Section 111A of income tax act primarily focuses on short-term capital gains made by any investor. Depending upon the holding period of stocks or equity shares the profits generated from this kind of investment are regarded as short-term or long-term capital gains. If you are a seasoned investor and usually deal with short-term capital gains then you must have detailed information on section 111A of income tax act.
In this article, we will provide you with detailed information that will act as a guide whenever you want to earn short-term capital gains. So without further ado let us start.
About Section 111A
As per the regulation of section 111A of income tax act any investor will have to pay 15 percent taxation whenever he or she receives a short-term capital gain or in short STCG. But this section of the law is applicable in certain conditions such as if a HUF’s (Hindu Undivided Family) or an Individual’s gross income exceeds a certain threshold that is not chargeable to income tax.
If an investor holds equity shares for one financial year or less then the profit earned from it can be considered as STCG or Short-term Capital gains. As per the legislation of Income Tax act 1961, income from holding equities is dutiable under the two respective categories:
- STCG with the exception of section 111A of income tax act
- STCG under the section 111A of income tax act
You can claim a rebate of Rs. 12,500 if your income is within Rs. 5,00,000.
Conditions when section 111A of income tax act becomes relevant
In the following situations section 111A of income tax act becomes applicable for short-term capital gains:
- While an investor transfers funds through a recognized and certified stock exchange platform.
- Short-term capital gains are acquired after trading units of any trust.
- When you buy or sell equity-based funds or stocks.
- On the sale of equity shares or funds, Security Transaction Tax or STT is applicable.
- In the sale of business trust units, mutual funds, and other shares through a stock exchange STCG becomes applicable.
Examples of section 111A of income tax act
Circumstance number 1
Through the BSE or Bombay Stock Exchange R̥anjit trades the shares of Rama Pvt. Ltd. Ranjit held the shares for 8 months, therefore he will receive Short-term capital gains. In this case, the equity shares have been traded through well-established and certified stock exchange (along with the charged STT), section 111A of income tax act will be implied. A total of 15 percent tax will be levied on short-term capital gains (surcharge and cess will also be added).
Circumstance number 2
A man named Shekhar has sold all his mutual fund units through NSE or National Stock Exchange after holding them for almost 10 months, thus Shekhar also became entitled to the short-term capital gains. section 111A of income tax act also covers this option and a tax of 15 percent (with cess and surcharge) will be implied on Shekhar’s short-term capital gains.
If you sell an equity share within 12 months after acquiring it, it will be considered short-term capital gains.
Circumstance number 3
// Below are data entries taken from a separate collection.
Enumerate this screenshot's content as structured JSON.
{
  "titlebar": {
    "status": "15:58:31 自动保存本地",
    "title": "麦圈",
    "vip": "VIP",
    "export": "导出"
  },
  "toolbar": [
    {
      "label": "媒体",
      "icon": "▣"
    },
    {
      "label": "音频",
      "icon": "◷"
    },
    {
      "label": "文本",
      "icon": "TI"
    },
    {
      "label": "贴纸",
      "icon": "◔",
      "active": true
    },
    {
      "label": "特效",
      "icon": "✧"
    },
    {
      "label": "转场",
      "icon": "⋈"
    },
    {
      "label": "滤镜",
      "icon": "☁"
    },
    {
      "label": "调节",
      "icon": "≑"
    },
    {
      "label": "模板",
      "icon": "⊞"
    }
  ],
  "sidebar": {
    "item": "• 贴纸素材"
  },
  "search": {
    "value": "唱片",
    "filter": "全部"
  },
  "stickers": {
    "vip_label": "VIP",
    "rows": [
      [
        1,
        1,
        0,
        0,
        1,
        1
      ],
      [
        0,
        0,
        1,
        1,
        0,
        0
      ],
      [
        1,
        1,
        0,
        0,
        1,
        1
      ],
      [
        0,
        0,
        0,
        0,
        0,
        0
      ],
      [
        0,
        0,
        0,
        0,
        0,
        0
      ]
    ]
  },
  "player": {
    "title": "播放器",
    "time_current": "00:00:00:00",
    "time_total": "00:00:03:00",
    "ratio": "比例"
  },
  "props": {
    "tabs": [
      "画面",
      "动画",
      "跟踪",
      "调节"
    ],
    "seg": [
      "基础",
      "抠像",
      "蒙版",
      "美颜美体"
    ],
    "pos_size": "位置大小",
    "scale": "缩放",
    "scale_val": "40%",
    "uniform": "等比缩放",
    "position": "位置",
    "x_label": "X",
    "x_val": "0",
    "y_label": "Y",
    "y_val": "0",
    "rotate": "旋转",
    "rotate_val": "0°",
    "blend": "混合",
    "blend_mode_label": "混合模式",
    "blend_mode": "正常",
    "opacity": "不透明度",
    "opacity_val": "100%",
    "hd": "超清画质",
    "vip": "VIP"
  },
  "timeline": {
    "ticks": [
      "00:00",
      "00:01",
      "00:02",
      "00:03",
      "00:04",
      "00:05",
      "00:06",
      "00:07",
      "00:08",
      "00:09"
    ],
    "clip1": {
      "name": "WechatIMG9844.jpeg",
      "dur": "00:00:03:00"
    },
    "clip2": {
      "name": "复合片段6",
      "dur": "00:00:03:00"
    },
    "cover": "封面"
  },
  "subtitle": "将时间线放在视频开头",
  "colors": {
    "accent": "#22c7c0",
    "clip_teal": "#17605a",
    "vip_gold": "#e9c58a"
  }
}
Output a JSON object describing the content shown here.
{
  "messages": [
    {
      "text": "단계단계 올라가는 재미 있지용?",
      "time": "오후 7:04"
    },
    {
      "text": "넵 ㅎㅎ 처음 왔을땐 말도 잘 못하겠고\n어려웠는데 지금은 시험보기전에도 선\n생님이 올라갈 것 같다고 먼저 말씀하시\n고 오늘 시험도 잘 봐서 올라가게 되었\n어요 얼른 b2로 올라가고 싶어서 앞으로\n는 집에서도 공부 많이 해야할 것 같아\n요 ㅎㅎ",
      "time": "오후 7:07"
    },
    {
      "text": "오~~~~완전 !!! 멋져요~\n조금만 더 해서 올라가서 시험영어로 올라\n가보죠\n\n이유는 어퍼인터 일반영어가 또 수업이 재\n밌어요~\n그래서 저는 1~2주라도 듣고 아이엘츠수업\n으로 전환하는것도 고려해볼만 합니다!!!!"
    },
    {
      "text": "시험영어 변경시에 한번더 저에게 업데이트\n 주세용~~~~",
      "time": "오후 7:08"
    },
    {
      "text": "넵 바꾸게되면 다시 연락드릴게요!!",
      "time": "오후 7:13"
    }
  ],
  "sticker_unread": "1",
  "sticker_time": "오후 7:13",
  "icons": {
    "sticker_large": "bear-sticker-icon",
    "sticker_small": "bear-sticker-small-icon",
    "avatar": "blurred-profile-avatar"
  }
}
Angana has recently sold her debt fund units which she had been holding for 9 months. In this case, too Angana as an individual will be receiving short-term capital gains but this will come under section 111A of income tax act. Therefore, Angana will only have to pay the regular tax rate that is applicable for her depending upon her income in the respective financial year.
Important things to remember regarding section 111A of income tax act
- If your net income (including the short-term capital gain) after deducting taxes is not more than Rs. 2,50,000 then you will not be eligible for taxes. The tax implication under section 111A of income tax act will also be considered zero.
- When your net income (including short-term capital gain) is more than Rs. 2,50,000 then it is mandatory for you to pay 15 percent tax on your short-term capital gains. However, if your net income is not more than Rs. 5,00,000 then you will be able to claim a tax rebate under section 87A. The maximum rebate amount you claim as per the old and new tax regimes is not more than Rs. 12,500.
Exceptions under the section 111A of income tax act
There are specific circumstances when section 111A of income tax act will not be applicable to STCG or short-term capital gains. Here is a list of scenarios where the section 111A of income tax act is not levied upon:
- Foreign Institutional Investors (FII) will not come under section 111A of income tax because they are considered capital assets.
- If the asset acquired and traded by the investor is not stocks but capital assets.
- Securities Transaction Tax or STT is not levied upon the stocks that are listed on Stock Exchange in IFSC or International Financial Service Center.
If your total income after deducting the taxes is under the exemption limit while you are an Indian citizen, you will be able to set off short-term capital gains on equity investments in opposition to the deficit in your exclusion limit.
Deductions in case of short term capital gains
There are specific deductions that are permitted from the net income which is linked to the reduction associated with capital gains under section 111A of income tax act. The following deductions are permissibly related to section 111A of income tax act:
- Transfer of expenses
- Cost of acquisition
The income tax rebate under the section 88 of income tax act will only become applicable on total income if the income has any short-term capital gains included. This act can offer a tax rebate of a maximum of 20 percent on annuity plans or life insurance plans.
To reduce the tax burden on capital gains one needs to know about the crucial deductions of the income tax department. Section 111A of income mainly focuses on income earned through capital gains and provides us with an understanding of the eligibility criteria for paying taxes under this ruling.